Data records for software interfaces
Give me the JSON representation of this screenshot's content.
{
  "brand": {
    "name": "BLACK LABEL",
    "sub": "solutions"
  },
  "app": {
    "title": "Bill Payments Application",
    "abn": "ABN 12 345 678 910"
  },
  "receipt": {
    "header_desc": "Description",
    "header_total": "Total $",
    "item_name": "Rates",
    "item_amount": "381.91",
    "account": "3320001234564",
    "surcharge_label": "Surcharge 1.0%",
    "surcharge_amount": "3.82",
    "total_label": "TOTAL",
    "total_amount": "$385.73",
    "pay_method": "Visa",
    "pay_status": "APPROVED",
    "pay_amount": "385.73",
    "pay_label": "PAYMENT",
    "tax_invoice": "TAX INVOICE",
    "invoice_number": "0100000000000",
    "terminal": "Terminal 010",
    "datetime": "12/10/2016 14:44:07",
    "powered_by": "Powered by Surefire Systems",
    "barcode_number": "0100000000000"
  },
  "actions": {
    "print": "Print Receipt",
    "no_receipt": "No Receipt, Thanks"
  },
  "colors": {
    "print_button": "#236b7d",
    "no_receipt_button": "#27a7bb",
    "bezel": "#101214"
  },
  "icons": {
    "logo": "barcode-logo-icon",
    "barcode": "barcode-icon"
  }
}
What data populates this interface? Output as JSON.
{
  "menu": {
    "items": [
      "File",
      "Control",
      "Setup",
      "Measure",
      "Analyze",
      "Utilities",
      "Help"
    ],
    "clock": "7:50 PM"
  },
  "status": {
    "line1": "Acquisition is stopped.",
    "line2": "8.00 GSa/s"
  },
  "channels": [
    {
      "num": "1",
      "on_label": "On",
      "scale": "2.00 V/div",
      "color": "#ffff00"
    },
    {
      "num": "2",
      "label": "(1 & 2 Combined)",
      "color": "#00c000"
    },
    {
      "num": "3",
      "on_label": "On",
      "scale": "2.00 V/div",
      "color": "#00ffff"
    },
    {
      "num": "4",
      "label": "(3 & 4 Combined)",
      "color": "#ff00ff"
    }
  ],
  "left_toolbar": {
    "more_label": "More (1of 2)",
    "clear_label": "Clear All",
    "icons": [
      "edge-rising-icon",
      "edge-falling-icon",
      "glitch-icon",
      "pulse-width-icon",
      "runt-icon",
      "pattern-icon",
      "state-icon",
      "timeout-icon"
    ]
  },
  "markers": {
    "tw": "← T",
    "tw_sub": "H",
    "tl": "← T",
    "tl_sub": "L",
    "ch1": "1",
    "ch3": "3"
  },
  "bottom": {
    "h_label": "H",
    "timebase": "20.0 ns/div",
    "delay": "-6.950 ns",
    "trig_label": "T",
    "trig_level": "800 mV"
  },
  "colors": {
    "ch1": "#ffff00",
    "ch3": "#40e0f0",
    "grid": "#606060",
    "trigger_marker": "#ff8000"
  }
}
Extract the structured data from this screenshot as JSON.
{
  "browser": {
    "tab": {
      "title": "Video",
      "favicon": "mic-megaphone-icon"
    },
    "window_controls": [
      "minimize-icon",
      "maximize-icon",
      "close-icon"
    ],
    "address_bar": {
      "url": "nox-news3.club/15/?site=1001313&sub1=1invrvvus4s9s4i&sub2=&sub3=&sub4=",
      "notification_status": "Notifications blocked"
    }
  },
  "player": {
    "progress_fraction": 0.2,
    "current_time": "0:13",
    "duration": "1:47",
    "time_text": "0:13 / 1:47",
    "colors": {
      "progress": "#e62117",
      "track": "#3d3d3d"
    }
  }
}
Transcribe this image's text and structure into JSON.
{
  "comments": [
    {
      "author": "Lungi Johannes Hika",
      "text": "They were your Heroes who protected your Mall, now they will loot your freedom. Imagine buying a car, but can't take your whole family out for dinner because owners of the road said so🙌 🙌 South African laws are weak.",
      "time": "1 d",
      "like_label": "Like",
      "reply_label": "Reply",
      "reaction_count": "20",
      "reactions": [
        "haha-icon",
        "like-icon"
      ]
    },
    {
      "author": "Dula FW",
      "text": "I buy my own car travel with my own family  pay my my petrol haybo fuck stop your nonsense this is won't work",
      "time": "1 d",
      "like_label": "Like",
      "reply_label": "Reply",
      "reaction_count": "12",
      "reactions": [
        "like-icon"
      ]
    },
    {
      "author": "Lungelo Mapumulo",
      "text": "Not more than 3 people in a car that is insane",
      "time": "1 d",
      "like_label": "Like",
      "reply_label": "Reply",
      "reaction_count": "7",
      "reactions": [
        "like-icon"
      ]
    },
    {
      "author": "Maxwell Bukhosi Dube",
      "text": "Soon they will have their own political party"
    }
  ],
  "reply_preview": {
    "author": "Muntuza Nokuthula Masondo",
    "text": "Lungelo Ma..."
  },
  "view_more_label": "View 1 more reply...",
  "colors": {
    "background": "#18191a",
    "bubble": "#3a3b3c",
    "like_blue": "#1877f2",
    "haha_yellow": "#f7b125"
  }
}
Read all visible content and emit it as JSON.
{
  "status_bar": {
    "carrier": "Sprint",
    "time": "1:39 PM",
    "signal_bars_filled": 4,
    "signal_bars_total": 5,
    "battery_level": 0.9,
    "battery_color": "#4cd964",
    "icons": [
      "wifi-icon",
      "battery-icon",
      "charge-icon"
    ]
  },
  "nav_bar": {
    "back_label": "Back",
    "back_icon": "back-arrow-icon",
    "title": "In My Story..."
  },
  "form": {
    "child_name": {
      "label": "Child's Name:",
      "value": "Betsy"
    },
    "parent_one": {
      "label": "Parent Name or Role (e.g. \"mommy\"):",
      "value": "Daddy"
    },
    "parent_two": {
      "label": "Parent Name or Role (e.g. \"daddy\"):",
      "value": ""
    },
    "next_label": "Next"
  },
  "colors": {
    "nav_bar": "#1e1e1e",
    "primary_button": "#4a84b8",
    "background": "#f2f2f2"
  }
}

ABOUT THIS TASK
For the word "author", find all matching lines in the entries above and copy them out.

ANSWER FOR THE TASK
      "author": "Lungi Johannes Hika",
      "author": "Dula FW",
      "author": "Lungelo Mapumulo",
      "author": "Maxwell Bukhosi Dube",
    "author": "Muntuza Nokuthula Masondo",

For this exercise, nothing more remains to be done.